From pins and passwords to biometrics and palm vein readers... are we really becoming more secure?
We are changing to new ways of identification and data security that are very depending on our physical identities. What will the impact be on our security?
Data and information security is one of the burning concerns of financial services institutions in the Digital Age. Not surprisingly.
Several factors contribute to this. Firstly, financial institutions are under increasing and stricter scrutiny than ever by regulators. Secondly, more and more day to day interactions happen digitally and involved the capture, movement and custody of data.
Thirdly, it is precisely custody of assets and personal data that is quoted by customers as one of the key values they expect to obtain from their banks.

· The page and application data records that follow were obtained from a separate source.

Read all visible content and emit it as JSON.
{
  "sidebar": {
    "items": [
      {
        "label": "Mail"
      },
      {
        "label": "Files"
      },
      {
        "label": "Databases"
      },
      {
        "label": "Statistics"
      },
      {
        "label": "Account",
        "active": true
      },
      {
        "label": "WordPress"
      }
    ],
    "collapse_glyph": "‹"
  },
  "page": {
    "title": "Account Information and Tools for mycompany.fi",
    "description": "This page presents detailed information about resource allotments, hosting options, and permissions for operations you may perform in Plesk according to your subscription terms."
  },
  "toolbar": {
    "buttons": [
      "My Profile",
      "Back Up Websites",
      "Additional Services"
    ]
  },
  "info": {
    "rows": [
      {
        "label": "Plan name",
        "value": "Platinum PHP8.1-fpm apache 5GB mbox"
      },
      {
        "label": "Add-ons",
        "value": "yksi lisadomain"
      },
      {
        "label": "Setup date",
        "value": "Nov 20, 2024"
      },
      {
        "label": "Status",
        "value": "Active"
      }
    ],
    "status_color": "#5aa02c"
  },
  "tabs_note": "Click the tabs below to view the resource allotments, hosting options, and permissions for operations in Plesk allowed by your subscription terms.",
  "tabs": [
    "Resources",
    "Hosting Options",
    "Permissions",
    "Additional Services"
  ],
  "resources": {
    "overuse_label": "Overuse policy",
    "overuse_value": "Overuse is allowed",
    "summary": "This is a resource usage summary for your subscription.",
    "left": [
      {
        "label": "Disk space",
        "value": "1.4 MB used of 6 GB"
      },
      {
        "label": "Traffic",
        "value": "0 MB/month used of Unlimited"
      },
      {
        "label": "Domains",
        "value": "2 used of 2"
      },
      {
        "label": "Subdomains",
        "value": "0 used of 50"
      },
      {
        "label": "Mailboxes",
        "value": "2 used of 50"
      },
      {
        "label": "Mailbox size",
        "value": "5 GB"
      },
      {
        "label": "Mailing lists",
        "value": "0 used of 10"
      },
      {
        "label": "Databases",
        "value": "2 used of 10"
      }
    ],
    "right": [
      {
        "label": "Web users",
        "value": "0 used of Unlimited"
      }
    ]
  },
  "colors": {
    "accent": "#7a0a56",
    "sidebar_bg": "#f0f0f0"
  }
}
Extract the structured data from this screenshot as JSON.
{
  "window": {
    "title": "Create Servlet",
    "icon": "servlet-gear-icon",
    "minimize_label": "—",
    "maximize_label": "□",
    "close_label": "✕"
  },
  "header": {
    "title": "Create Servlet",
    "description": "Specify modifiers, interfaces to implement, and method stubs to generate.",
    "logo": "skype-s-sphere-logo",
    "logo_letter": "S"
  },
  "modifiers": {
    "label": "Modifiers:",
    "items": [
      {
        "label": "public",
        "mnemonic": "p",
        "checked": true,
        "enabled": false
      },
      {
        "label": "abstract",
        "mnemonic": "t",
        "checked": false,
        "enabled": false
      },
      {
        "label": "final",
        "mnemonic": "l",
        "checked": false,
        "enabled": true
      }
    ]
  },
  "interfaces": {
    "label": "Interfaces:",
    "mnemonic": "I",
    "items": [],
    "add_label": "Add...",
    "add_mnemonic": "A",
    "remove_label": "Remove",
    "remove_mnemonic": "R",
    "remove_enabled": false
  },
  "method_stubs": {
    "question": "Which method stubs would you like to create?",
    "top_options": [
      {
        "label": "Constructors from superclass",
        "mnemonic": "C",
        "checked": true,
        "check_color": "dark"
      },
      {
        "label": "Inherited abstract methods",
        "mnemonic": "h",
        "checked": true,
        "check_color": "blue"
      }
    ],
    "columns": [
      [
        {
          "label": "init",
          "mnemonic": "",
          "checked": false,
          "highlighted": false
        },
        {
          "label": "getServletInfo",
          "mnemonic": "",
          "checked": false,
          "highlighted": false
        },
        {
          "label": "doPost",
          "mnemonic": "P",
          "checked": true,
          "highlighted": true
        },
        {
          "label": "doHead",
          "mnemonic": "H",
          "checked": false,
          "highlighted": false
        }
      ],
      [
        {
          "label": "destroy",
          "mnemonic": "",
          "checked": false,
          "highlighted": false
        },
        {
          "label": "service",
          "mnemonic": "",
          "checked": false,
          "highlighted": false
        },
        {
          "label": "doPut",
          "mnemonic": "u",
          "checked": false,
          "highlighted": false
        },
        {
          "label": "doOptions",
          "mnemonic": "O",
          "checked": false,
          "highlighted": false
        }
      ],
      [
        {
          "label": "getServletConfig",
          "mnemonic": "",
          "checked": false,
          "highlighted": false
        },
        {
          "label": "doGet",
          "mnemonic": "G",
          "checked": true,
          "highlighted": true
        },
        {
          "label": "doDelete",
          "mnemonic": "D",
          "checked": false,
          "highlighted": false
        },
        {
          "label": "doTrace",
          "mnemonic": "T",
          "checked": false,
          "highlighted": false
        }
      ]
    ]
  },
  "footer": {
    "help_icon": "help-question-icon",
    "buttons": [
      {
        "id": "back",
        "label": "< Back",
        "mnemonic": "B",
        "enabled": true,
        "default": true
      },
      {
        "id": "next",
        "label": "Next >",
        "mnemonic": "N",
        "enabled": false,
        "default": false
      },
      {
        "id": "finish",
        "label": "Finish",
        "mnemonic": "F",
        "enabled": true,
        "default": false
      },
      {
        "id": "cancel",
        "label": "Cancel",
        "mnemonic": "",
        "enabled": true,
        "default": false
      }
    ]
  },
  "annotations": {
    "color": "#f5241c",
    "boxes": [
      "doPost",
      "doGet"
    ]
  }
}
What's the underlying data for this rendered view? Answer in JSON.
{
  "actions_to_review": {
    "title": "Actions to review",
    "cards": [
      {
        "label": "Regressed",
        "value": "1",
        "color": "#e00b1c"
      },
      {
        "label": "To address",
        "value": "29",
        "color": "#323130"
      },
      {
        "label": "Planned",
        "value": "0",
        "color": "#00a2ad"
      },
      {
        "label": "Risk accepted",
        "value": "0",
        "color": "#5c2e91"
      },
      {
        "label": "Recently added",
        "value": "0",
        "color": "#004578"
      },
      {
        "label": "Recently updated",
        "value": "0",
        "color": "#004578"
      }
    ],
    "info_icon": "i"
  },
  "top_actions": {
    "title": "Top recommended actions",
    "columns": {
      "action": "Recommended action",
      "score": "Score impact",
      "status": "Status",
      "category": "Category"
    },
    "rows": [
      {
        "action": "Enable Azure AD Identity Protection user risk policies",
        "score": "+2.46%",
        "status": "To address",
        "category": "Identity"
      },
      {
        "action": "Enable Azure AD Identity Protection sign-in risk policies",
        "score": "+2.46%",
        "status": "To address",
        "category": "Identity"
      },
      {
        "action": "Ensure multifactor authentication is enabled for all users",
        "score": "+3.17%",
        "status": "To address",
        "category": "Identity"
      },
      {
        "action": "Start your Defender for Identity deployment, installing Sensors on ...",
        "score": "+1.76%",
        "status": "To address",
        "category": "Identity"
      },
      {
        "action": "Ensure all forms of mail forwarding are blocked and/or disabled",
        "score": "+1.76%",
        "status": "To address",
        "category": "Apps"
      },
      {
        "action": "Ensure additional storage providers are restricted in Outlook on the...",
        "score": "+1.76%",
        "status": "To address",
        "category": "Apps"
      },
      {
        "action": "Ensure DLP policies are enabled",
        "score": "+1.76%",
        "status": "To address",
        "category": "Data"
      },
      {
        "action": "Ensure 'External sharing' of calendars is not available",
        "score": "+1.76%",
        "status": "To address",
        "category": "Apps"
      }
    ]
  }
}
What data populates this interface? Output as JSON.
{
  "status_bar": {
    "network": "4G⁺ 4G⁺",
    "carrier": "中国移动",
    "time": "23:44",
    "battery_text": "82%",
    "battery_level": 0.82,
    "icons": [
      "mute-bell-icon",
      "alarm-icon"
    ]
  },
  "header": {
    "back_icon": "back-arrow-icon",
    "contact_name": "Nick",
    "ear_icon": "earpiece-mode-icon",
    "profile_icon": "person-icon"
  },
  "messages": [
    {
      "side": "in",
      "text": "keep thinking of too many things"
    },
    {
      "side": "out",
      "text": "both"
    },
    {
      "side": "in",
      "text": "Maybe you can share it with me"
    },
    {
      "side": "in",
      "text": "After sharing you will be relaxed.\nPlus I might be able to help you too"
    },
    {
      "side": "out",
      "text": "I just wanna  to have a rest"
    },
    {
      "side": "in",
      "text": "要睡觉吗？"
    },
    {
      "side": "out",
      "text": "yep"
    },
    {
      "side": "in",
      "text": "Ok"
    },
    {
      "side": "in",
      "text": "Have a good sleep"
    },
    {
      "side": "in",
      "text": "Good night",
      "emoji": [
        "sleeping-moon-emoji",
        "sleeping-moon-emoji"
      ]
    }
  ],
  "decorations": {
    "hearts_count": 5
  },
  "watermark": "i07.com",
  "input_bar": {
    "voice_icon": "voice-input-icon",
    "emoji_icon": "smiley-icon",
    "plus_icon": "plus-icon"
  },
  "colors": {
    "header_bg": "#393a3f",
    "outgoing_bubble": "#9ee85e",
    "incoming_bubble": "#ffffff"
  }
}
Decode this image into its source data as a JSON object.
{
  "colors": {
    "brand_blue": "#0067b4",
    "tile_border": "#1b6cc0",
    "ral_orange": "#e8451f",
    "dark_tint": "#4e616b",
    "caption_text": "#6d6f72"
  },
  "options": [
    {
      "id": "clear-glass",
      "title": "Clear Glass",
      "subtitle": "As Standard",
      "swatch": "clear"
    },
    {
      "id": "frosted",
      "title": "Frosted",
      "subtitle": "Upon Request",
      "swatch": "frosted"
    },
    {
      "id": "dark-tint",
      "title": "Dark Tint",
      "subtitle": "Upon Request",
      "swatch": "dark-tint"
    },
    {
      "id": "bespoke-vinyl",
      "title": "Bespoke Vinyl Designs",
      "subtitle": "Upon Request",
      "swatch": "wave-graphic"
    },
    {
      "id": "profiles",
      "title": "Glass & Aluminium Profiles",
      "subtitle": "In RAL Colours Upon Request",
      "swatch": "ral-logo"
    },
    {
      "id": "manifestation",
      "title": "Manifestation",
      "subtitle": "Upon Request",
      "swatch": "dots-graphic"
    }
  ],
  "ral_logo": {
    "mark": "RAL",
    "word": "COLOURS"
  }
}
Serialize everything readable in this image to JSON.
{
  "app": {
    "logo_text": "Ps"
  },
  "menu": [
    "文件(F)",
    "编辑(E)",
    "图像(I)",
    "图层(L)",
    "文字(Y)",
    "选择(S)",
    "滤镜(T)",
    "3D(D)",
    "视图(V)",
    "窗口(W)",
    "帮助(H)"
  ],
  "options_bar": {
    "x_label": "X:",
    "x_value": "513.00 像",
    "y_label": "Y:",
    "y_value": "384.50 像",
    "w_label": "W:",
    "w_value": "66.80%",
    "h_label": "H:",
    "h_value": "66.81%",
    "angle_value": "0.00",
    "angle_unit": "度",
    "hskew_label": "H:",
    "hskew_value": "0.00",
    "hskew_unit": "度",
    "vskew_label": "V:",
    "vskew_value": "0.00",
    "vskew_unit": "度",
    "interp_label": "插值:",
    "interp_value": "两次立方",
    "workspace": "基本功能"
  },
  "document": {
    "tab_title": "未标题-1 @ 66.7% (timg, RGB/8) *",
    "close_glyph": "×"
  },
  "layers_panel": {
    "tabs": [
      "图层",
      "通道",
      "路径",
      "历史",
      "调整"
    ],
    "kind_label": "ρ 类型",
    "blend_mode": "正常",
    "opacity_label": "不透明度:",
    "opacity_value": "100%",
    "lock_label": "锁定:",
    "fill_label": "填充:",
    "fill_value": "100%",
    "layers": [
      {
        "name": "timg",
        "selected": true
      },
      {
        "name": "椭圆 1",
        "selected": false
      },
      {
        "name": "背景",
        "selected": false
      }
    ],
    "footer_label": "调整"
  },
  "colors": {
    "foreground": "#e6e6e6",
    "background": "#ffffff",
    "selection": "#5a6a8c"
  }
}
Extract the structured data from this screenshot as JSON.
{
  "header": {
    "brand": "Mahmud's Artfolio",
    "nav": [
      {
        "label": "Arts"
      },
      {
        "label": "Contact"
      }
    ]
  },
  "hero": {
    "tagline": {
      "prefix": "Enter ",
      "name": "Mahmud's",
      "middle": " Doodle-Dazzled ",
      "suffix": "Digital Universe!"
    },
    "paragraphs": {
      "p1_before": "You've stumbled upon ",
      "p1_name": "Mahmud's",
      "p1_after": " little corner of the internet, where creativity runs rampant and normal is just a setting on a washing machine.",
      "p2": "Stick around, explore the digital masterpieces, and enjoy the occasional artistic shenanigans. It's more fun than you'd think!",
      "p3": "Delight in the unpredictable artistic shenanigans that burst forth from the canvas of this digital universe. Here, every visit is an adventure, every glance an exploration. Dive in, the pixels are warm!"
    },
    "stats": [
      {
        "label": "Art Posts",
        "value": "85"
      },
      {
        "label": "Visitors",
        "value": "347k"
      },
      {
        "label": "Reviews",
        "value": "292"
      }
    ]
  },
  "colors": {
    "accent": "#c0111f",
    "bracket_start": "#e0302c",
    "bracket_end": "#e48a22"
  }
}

I listened to Penny Hembrow, Global Lead, Financial Services at CGI, late last week, in an interview discussing the Financial Services Consumer Survey and its results drawn from interviews with 1452 consumers. According to her, the top of the list concern
for banking customers is protection of their data. And he introduced a very interesting fact. Our bank probably has the most "real" picture of ourselves. We can have different digital personas for different purposes, but our true identity lies with the bank,
as does the reality of how do we spend our money across our different personas.
That security is top of the list in banking agendas, both retail and corporate, is a fact.
Only this week news of multiple new developments in cyber-security being trialled by banks and financial services have filled the press:
- BNP Paribas is to pilot cards with dynamic CVV codes replacing the three-figure CVV code on the rear of a card with a small screen display that automatically changes periodically
- WorldPay is trialling facial recognition technology
- Royal Bank of Canada is rolling out conversational biometrics in call centers
- JCB, the Japanese card scheme, is trialling palm vein authentication for cardless payments.
- Mastercard is rolling out a suite of card security measures for online commerce - from 'pay by selfie' biometrics to SMS-delivered one-time passwords - under the brand Identity Check
And on the other side...also in the last 7 days...
- T-Mobile suffered as a result of an Experian data breach exposing data of 15 customers
- Online foreign exchange trading firm FXCM says it has been the victim of a hacking attack that exposed access to sensitive customer information and led to unauthorised transfers
- Donald Trump's luxury hotel chain confirmed that malware might have compromised customer credit and debit card data.
- The American bankers Association admitted that email addresses and passwords used to make purchases or register for events through its online shopping cart had been compromised.
- A hacker has accused Danske Bank of allegedly leaking confidential customer data in the form of session cookies on its public website
And this was not an isolated week. This is happening all the time.
The obvious response to increased vulnerability has been to tighten security. But my concern is whether it is really making us more secure.
Biometrics started to be used in contact centres, then extended to mobile authentication and now is being trialled in ATMs, retail commerce, etc.
While I recognise the need to increase security and the potential benefits of this sort of identification, I believe most of us would prefer their money to be stolen rather than our biometric information being in hands of some criminal organisation.
The question to me remains, how do you change your password if it so linked to who you are? I am aware it is a controversial question, but I think asking the question like that raises the right alarms.
Is it wise to increase assets security at the cost of higher risk to our "physical" personas? Are we moving towards potentially giving somebody a complete picture of the real "us" and allowing them to substitute our identity completely? Are we putting even
more data at the disposal of criminal minds and increasing the potential for identity theft that covers both our virtual and physical personas?
But then again, this might have already been thought through more thoroughly than I am giving it credit for.
Looking forward to some of your thoughts!